What you need to do:
Among the lines of the records below, copy those that hold the word "JSON".

Supplied data:
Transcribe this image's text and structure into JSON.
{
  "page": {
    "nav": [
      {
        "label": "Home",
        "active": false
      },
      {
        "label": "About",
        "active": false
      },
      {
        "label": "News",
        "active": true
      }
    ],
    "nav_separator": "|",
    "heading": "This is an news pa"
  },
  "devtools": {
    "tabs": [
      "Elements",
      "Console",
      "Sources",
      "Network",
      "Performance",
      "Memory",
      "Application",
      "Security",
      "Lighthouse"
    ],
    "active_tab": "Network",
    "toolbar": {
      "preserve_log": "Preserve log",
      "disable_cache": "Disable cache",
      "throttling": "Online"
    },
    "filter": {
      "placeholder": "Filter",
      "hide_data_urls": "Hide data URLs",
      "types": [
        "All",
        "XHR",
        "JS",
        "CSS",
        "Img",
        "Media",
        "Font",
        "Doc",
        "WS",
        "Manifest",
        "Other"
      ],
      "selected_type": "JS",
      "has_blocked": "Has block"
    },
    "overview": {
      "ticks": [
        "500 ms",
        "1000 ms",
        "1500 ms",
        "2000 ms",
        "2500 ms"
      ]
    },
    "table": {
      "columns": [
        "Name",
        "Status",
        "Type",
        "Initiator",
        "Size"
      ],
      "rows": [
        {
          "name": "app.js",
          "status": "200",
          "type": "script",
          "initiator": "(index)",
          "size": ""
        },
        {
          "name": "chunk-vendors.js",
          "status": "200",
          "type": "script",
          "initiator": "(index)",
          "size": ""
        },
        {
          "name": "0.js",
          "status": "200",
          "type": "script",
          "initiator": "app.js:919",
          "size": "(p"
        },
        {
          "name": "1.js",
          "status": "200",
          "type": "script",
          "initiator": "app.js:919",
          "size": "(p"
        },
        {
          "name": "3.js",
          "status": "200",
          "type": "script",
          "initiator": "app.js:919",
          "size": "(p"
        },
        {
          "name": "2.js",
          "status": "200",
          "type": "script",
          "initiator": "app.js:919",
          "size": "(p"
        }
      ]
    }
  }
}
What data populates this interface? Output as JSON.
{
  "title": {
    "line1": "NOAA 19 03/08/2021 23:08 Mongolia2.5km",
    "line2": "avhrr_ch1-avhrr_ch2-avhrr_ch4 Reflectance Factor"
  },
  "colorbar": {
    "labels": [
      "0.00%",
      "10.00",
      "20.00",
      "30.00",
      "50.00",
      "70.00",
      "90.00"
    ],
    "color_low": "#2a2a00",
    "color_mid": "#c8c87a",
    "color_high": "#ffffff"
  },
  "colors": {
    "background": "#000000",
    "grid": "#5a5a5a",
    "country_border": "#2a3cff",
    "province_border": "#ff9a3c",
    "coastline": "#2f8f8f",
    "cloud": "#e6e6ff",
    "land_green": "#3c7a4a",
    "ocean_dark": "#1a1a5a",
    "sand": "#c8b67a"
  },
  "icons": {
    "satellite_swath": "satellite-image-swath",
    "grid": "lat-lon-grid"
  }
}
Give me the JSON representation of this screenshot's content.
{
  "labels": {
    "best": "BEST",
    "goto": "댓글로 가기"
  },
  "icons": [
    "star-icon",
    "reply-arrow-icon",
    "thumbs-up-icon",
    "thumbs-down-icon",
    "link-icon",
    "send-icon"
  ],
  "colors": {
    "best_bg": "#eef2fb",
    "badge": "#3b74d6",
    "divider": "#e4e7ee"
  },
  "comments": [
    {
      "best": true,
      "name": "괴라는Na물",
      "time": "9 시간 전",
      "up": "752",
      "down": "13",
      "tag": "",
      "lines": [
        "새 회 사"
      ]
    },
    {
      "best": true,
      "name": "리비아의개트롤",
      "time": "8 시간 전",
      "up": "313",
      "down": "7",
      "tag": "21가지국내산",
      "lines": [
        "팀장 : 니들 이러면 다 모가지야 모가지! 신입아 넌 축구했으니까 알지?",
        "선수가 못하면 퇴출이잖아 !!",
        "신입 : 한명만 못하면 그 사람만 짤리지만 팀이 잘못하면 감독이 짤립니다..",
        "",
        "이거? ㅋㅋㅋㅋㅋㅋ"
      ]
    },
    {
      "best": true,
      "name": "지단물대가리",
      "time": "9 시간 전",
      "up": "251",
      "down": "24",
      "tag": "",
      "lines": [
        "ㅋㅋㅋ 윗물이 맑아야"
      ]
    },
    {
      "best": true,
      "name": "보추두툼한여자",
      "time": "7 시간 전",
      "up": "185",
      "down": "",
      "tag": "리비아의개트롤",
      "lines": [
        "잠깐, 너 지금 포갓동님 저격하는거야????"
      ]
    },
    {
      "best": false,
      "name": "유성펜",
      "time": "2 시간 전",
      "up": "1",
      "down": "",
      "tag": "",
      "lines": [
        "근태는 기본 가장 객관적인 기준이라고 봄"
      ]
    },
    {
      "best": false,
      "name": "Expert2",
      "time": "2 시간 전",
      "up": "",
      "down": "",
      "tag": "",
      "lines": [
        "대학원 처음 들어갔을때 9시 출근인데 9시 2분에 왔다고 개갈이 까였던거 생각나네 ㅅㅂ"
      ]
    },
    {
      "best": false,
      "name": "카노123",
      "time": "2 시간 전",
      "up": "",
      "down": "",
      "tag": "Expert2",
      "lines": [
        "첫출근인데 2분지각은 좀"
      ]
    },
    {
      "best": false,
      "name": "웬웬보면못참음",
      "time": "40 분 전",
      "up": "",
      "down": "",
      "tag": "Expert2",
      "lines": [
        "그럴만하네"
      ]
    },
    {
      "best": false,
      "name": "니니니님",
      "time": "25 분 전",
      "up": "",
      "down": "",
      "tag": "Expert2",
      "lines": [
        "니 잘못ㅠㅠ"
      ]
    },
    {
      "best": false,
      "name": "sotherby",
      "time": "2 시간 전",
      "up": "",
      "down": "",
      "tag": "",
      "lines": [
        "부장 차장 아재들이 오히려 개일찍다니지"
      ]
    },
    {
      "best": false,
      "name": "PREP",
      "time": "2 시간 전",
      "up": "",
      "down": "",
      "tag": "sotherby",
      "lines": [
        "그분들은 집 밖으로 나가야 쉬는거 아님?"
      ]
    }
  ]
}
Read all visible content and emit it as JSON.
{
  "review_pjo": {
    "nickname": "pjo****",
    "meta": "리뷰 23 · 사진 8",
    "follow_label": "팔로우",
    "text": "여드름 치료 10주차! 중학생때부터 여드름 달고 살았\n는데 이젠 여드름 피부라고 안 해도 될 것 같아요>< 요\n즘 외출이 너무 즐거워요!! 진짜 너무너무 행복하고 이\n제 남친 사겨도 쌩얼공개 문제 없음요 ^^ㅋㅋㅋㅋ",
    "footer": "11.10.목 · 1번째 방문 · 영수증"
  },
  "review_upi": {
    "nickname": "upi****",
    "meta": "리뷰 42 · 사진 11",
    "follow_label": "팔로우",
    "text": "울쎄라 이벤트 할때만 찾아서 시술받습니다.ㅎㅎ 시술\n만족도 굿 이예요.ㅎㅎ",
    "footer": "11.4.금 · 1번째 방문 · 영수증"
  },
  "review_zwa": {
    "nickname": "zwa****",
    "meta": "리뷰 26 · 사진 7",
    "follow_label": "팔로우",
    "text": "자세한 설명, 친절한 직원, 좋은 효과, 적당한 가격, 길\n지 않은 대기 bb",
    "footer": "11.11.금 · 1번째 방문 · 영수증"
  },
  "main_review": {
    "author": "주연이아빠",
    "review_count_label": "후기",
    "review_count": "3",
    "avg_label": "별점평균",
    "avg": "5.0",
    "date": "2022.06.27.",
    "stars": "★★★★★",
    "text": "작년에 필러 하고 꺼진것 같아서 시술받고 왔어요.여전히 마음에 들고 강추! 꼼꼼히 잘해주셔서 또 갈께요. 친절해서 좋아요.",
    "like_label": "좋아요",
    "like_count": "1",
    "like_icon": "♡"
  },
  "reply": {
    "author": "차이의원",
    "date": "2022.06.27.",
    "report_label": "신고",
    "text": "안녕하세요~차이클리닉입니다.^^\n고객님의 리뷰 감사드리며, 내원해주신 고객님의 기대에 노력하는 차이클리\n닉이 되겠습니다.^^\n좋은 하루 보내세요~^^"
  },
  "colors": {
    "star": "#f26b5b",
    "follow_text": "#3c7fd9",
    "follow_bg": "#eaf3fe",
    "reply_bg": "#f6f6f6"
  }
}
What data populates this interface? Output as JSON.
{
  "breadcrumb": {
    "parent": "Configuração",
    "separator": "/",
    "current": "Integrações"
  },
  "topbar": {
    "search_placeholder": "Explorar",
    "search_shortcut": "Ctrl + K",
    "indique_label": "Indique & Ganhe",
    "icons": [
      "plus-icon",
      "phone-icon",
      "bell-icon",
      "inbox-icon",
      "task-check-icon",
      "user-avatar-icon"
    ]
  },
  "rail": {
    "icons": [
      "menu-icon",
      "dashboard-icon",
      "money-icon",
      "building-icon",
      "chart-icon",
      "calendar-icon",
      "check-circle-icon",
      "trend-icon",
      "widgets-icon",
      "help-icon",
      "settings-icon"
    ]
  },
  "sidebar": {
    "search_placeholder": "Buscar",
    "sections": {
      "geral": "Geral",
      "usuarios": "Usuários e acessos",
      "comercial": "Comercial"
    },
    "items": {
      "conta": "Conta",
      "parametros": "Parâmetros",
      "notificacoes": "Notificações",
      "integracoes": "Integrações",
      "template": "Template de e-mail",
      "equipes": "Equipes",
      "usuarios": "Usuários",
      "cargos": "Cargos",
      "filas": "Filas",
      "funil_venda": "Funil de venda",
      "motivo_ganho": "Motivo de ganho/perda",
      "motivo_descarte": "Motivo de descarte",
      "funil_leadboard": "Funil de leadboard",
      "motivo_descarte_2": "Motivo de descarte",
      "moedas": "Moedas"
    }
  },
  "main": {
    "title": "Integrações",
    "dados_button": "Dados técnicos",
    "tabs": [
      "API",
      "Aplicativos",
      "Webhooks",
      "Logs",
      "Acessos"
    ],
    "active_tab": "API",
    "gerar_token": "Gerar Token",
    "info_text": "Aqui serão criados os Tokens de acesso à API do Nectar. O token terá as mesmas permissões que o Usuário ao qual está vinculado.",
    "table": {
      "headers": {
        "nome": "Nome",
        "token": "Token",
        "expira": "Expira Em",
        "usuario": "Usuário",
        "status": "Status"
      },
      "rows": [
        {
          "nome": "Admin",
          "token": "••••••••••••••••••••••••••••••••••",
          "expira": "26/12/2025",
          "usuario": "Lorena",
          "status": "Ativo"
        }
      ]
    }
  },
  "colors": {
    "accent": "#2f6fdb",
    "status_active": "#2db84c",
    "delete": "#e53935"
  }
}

Response to this task:
Transcribe this image's text and structure into JSON.
What data populates this interface? Output as JSON.
Give me the JSON representation of this screenshot's content.
Read all visible content and emit it as JSON.
What data populates this interface? Output as JSON.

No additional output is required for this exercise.